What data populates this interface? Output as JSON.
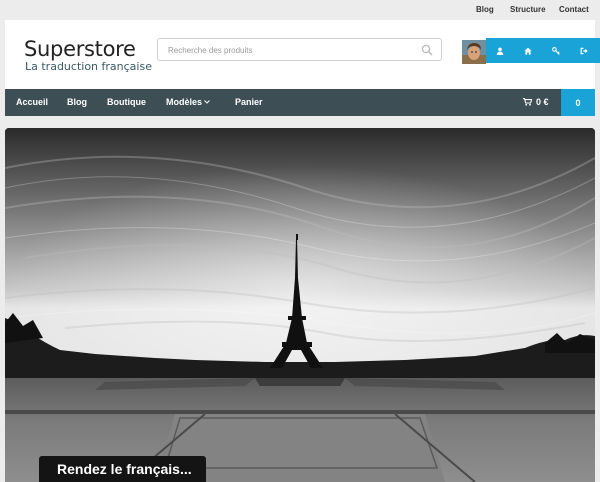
{
  "topnav": [
    "Blog",
    "Structure",
    "Contact"
  ],
  "logo": {
    "title": "Superstore",
    "subtitle": "La traduction française"
  },
  "search": {
    "placeholder": "Recherche des produits"
  },
  "user_actions": [
    "user-icon",
    "home-icon",
    "key-icon",
    "sign-out-icon"
  ],
  "nav": {
    "items": [
      "Accueil",
      "Blog",
      "Boutique",
      "Modèles",
      "Panier"
    ],
    "cart_total": "0 €",
    "cart_count": "0"
  },
  "hero": {
    "caption": "Rendez le français..."
  },
  "colors": {
    "accent": "#1aa3d6",
    "nav_bg": "#3e4e55",
    "page_bg": "#ececec"
  }
}
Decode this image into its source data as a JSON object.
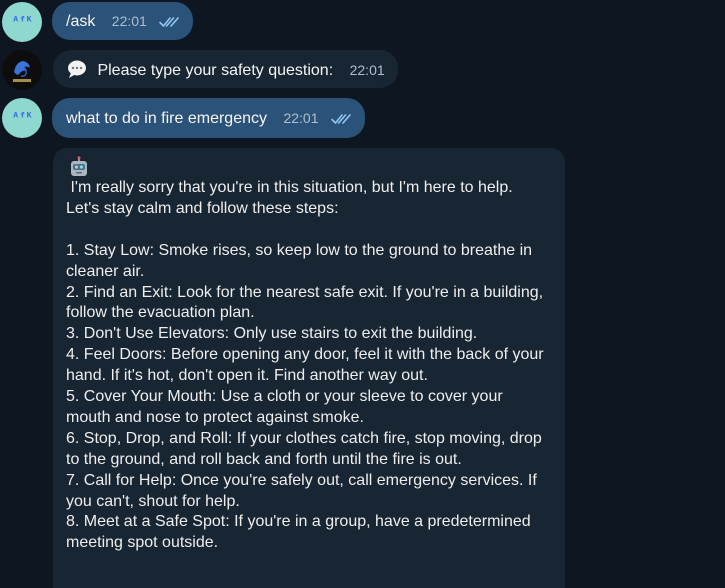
{
  "messages": [
    {
      "sender": "user",
      "avatar_text": "ᴬᶠᴷ",
      "text": "/ask",
      "time": "22:01",
      "status": "read"
    },
    {
      "sender": "bot",
      "prompt_icon": "speech-bubble-icon",
      "text": "Please type your safety question:",
      "time": "22:01"
    },
    {
      "sender": "user",
      "avatar_text": "ᴬᶠᴷ",
      "text": "what to do in fire emergency",
      "time": "22:01",
      "status": "read"
    }
  ],
  "reply": {
    "icon": "robot-icon",
    "lines": [
      " I'm really sorry that you're in this situation, but I'm here to help.",
      "Let's stay calm and follow these steps:",
      "",
      "1. Stay Low: Smoke rises, so keep low to the ground to breathe in",
      "cleaner air.",
      "2. Find an Exit: Look for the nearest safe exit. If you're in a building,",
      "follow the evacuation plan.",
      "3. Don't Use Elevators: Only use stairs to exit the building.",
      "4. Feel Doors: Before opening any door, feel it with the back of your",
      "hand. If it's hot, don't open it. Find another way out.",
      "5. Cover Your Mouth: Use a cloth or your sleeve to cover your",
      "mouth and nose to protect against smoke.",
      "6. Stop, Drop, and Roll: If your clothes catch fire, stop moving, drop",
      "to the ground, and roll back and forth until the fire is out.",
      "7. Call for Help: Once you're safely out, call emergency services. If",
      "you can't, shout for help.",
      "8. Meet at a Safe Spot: If you're in a group, have a predetermined",
      "meeting spot outside."
    ]
  },
  "colors": {
    "background": "#0e1621",
    "outgoing_bubble": "#2b5278",
    "incoming_bubble": "#182533",
    "meta_text": "#aebfd0",
    "read_ticks": "#6fb8f0"
  }
}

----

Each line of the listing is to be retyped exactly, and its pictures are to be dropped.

What data populates this interface? Output as JSON.
{
  "topnav": [
    "Blog",
    "Structure",
    "Contact"
  ],
  "logo": {
    "title": "Superstore",
    "subtitle": "La traduction française"
  },
  "search": {
    "placeholder": "Recherche des produits"
  },
  "user_actions": [
    "user-icon",
    "home-icon",
    "key-icon",
    "sign-out-icon"
  ],
  "nav": {
    "items": [
      "Accueil",
      "Blog",
      "Boutique",
      "Modèles",
      "Panier"
    ],
    "cart_total": "0 €",
    "cart_count": "0"
  },
  "hero": {
    "caption": "Rendez le français..."
  },
  "colors": {
    "accent": "#1aa3d6",
    "nav_bg": "#3e4e55",
    "page_bg": "#ececec"
  }
}
Decode this image into its source data as a JSON object.
{
  "messages": [
    {
      "sender": "user",
      "avatar_text": "ᴬᶠᴷ",
      "text": "/ask",
      "time": "22:01",
      "status": "read"
    },
    {
      "sender": "bot",
      "prompt_icon": "speech-bubble-icon",
      "text": "Please type your safety question:",
      "time": "22:01"
    },
    {
      "sender": "user",
      "avatar_text": "ᴬᶠᴷ",
      "text": "what to do in fire emergency",
      "time": "22:01",
      "status": "read"
    }
  ],
  "reply": {
    "icon": "robot-icon",
    "lines": [
      " I'm really sorry that you're in this situation, but I'm here to help.",
      "Let's stay calm and follow these steps:",
      "",
      "1. Stay Low: Smoke rises, so keep low to the ground to breathe in",
      "cleaner air.",
      "2. Find an Exit: Look for the nearest safe exit. If you're in a building,",
      "follow the evacuation plan.",
      "3. Don't Use Elevators: Only use stairs to exit the building.",
      "4. Feel Doors: Before opening any door, feel it with the back of your",
      "hand. If it's hot, don't open it. Find another way out.",
      "5. Cover Your Mouth: Use a cloth or your sleeve to cover your",
      "mouth and nose to protect against smoke.",
      "6. Stop, Drop, and Roll: If your clothes catch fire, stop moving, drop",
      "to the ground, and roll back and forth until the fire is out.",
      "7. Call for Help: Once you're safely out, call emergency services. If",
      "you can't, shout for help.",
      "8. Meet at a Safe Spot: If you're in a group, have a predetermined",
      "meeting spot outside."
    ]
  },
  "colors": {
    "background": "#0e1621",
    "outgoing_bubble": "#2b5278",
    "incoming_bubble": "#182533",
    "meta_text": "#aebfd0",
    "read_ticks": "#6fb8f0"
  }
}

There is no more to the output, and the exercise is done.